Exercise description:
All that is needed is every line of the listing below that has "name".

Dataset entries:
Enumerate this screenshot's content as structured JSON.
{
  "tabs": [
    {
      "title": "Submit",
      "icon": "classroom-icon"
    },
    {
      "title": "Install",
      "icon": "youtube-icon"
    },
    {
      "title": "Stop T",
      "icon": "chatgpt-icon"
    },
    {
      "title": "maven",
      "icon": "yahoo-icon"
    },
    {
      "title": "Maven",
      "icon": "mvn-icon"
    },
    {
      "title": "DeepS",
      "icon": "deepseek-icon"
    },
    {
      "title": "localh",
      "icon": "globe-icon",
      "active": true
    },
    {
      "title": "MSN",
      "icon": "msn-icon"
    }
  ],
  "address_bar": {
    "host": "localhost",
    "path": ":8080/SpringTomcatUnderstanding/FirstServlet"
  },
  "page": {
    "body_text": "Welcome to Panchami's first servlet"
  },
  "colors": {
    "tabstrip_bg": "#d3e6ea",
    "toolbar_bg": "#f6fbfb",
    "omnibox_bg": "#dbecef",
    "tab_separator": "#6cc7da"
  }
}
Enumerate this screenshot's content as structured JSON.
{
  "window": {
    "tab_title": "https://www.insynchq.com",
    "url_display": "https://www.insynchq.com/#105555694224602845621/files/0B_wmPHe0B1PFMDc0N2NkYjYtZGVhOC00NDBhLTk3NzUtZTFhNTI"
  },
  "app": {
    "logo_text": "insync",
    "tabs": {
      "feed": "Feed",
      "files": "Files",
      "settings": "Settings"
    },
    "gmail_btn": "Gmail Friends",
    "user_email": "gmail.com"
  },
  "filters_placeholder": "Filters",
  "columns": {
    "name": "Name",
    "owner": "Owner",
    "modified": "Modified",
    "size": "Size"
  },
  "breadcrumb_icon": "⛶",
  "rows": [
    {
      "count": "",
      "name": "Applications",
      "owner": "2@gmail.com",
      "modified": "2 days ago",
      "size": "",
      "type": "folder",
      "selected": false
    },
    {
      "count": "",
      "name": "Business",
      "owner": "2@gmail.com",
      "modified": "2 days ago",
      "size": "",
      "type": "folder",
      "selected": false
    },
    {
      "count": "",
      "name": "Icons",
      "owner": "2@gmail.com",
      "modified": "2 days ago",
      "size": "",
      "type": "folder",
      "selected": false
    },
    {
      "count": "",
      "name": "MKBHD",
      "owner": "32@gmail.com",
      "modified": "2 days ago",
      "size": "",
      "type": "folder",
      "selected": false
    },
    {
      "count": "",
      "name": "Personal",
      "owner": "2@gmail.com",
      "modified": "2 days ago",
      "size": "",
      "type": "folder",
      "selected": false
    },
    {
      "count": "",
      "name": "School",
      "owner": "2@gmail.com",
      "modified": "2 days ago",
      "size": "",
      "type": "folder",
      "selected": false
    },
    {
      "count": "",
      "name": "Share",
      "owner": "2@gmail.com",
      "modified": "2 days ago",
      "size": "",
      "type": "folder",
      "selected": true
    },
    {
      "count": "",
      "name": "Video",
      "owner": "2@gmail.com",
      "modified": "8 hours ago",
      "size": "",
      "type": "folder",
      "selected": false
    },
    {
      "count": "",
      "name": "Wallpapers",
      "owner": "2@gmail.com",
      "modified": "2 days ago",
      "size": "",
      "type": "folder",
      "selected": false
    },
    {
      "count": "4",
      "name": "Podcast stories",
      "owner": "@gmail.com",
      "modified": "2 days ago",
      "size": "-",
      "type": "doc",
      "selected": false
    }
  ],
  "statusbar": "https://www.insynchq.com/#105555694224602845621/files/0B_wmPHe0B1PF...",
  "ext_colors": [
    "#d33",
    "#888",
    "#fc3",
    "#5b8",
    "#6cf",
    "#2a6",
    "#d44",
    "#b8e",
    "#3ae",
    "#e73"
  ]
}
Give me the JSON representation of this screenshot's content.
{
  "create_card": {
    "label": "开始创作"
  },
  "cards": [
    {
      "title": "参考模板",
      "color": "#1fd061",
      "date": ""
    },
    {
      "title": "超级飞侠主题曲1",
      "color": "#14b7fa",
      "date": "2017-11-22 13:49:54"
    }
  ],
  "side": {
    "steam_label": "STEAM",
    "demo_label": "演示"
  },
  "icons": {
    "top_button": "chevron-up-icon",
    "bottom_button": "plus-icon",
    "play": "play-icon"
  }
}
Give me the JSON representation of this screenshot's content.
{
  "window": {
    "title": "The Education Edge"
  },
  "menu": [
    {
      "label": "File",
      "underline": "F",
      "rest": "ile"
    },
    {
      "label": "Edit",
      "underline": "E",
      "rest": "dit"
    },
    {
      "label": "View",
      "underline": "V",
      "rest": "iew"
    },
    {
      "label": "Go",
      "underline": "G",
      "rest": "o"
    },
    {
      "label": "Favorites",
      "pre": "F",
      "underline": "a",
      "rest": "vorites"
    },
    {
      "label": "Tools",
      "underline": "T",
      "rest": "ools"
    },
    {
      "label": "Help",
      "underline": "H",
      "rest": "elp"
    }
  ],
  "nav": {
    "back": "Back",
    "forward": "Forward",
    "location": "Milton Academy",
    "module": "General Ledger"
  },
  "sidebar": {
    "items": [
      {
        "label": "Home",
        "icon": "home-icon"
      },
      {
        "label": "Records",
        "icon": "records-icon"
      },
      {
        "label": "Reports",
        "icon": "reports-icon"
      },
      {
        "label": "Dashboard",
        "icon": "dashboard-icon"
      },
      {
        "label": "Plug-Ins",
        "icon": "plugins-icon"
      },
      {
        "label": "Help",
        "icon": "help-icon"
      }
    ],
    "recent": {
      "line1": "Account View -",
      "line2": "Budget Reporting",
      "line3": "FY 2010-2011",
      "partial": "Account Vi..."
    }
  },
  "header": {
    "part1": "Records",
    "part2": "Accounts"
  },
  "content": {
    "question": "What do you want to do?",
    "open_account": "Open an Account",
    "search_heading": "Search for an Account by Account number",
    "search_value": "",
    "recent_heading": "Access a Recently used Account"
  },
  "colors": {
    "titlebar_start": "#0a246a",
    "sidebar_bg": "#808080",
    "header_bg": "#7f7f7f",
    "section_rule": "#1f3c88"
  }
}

Response to the exercise:
    "name": "Name",
      "name": "Applications",
      "name": "Business",
      "name": "Icons",
      "name": "MKBHD",
      "name": "Personal",
      "name": "School",
      "name": "Share",
      "name": "Video",
      "name": "Wallpapers",
      "name": "Podcast stories",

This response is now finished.